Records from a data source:
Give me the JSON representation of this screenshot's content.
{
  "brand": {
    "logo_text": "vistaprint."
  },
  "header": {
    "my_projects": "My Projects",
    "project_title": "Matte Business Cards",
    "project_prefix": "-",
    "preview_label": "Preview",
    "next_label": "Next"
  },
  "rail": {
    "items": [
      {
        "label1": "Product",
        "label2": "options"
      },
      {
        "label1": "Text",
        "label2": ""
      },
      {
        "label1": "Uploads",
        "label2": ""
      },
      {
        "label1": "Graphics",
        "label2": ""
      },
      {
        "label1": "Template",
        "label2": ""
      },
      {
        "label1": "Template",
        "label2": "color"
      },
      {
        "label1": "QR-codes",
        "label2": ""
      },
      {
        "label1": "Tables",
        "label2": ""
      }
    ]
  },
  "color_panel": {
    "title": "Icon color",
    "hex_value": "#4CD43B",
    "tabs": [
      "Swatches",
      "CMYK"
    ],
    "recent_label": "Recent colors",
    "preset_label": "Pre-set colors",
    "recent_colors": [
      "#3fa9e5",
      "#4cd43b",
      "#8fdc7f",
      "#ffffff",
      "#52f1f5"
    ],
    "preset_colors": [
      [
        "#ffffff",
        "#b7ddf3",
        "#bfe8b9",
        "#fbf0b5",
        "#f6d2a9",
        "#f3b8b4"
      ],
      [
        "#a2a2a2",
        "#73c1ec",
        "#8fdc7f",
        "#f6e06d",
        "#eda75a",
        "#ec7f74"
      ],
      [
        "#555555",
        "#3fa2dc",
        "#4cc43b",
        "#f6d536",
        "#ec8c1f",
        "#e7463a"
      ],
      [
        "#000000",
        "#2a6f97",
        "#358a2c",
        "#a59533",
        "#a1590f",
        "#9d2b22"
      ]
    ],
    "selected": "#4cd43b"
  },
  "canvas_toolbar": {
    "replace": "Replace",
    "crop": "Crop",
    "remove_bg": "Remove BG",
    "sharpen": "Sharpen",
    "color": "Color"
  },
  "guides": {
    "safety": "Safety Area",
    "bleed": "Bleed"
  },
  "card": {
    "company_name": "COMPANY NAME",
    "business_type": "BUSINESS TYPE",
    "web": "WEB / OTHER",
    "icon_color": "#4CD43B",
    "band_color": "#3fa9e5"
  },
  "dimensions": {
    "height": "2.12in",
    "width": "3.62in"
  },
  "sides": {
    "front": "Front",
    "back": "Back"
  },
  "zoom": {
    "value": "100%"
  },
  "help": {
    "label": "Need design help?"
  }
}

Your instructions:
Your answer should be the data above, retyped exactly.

Solution for this task:
Give me the JSON representation of this screenshot's content.
{
  "brand": {
    "logo_text": "vistaprint."
  },
  "header": {
    "my_projects": "My Projects",
    "project_title": "Matte Business Cards",
    "project_prefix": "-",
    "preview_label": "Preview",
    "next_label": "Next"
  },
  "rail": {
    "items": [
      {
        "label1": "Product",
        "label2": "options"
      },
      {
        "label1": "Text",
        "label2": ""
      },
      {
        "label1": "Uploads",
        "label2": ""
      },
      {
        "label1": "Graphics",
        "label2": ""
      },
      {
        "label1": "Template",
        "label2": ""
      },
      {
        "label1": "Template",
        "label2": "color"
      },
      {
        "label1": "QR-codes",
        "label2": ""
      },
      {
        "label1": "Tables",
        "label2": ""
      }
    ]
  },
  "color_panel": {
    "title": "Icon color",
    "hex_value": "#4CD43B",
    "tabs": [
      "Swatches",
      "CMYK"
    ],
    "recent_label": "Recent colors",
    "preset_label": "Pre-set colors",
    "recent_colors": [
      "#3fa9e5",
      "#4cd43b",
      "#8fdc7f",
      "#ffffff",
      "#52f1f5"
    ],
    "preset_colors": [
      [
        "#ffffff",
        "#b7ddf3",
        "#bfe8b9",
        "#fbf0b5",
        "#f6d2a9",
        "#f3b8b4"
      ],
      [
        "#a2a2a2",
        "#73c1ec",
        "#8fdc7f",
        "#f6e06d",
        "#eda75a",
        "#ec7f74"
      ],
      [
        "#555555",
        "#3fa2dc",
        "#4cc43b",
        "#f6d536",
        "#ec8c1f",
        "#e7463a"
      ],
      [
        "#000000",
        "#2a6f97",
        "#358a2c",
        "#a59533",
        "#a1590f",
        "#9d2b22"
      ]
    ],
    "selected": "#4cd43b"
  },
  "canvas_toolbar": {
    "replace": "Replace",
    "crop": "Crop",
    "remove_bg": "Remove BG",
    "sharpen": "Sharpen",
    "color": "Color"
  },
  "guides": {
    "safety": "Safety Area",
    "bleed": "Bleed"
  },
  "card": {
    "company_name": "COMPANY NAME",
    "business_type": "BUSINESS TYPE",
    "web": "WEB / OTHER",
    "icon_color": "#4CD43B",
    "band_color": "#3fa9e5"
  },
  "dimensions": {
    "height": "2.12in",
    "width": "3.62in"
  },
  "sides": {
    "front": "Front",
    "back": "Back"
  },
  "zoom": {
    "value": "100%"
  },
  "help": {
    "label": "Need design help?"
  }
}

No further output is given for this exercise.